**** EXERCISE INPUT

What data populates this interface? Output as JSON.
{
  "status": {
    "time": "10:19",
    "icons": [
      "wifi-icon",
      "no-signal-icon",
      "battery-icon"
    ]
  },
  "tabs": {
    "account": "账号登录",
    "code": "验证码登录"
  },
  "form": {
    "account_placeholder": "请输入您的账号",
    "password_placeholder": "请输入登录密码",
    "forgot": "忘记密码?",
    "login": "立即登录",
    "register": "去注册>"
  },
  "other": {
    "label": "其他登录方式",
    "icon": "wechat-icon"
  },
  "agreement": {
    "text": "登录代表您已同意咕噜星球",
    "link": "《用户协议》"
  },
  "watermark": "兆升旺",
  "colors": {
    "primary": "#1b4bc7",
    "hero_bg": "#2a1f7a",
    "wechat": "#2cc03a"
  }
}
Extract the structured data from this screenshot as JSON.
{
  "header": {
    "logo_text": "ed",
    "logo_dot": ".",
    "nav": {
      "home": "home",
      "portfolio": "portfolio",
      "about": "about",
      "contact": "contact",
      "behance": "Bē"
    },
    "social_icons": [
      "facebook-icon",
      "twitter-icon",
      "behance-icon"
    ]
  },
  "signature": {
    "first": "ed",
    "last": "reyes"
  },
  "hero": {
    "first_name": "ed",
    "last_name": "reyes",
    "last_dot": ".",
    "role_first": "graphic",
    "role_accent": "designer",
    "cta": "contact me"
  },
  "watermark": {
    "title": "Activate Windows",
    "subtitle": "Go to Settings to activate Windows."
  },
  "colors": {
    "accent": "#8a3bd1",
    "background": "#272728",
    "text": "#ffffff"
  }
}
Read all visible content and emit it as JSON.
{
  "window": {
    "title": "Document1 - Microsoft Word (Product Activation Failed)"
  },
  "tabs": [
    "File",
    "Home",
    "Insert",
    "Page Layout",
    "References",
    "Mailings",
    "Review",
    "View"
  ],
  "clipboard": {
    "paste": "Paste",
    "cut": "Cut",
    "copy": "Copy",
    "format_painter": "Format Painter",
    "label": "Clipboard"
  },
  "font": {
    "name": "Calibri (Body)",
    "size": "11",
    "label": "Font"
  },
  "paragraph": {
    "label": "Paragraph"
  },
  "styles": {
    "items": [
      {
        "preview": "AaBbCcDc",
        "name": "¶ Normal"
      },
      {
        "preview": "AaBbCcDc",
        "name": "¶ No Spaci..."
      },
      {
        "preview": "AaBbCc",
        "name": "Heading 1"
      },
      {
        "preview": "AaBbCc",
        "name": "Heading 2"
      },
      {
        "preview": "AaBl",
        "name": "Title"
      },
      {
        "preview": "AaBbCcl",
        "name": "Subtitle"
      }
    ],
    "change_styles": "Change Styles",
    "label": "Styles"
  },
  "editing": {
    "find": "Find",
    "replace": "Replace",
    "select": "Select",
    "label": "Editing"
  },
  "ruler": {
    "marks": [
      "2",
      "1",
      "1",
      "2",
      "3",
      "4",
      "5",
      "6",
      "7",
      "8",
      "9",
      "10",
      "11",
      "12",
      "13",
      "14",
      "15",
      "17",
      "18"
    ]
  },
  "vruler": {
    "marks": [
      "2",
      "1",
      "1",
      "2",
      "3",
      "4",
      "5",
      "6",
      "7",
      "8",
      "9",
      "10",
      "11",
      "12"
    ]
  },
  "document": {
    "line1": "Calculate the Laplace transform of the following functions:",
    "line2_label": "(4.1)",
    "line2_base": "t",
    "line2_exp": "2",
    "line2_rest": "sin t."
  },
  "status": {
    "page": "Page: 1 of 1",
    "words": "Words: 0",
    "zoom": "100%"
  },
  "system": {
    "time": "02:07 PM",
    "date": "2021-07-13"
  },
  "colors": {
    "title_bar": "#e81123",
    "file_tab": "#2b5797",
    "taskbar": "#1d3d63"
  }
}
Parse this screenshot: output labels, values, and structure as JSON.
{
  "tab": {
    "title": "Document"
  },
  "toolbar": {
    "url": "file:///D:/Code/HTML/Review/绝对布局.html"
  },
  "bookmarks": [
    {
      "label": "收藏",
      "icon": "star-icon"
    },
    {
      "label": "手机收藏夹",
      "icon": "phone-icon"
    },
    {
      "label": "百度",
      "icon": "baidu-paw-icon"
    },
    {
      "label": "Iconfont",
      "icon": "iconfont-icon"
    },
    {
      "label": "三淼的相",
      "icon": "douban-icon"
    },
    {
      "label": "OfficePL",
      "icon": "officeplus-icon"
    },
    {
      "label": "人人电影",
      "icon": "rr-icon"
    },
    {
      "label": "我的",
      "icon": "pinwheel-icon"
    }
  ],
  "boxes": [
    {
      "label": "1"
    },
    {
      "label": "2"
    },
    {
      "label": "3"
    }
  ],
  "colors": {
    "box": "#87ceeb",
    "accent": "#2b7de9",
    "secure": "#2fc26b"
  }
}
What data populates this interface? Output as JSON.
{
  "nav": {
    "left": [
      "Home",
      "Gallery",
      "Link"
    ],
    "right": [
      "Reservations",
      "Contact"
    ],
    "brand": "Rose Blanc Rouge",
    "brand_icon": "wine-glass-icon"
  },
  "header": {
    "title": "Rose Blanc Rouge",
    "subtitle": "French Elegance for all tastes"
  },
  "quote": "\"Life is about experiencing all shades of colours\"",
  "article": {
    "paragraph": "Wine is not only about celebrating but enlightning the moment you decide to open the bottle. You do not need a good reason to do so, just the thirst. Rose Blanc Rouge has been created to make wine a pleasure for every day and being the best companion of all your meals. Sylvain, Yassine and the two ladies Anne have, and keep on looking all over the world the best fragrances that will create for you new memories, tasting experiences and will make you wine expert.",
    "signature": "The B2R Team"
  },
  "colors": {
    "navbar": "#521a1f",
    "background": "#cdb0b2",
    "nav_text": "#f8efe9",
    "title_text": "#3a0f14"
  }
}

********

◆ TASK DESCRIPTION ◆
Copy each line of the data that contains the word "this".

◆ RESULT ◆
What data populates this interface? Output as JSON.
Extract the structured data from this screenshot as JSON.
Parse this screenshot: output labels, values, and structure as JSON.
What data populates this interface? Output as JSON.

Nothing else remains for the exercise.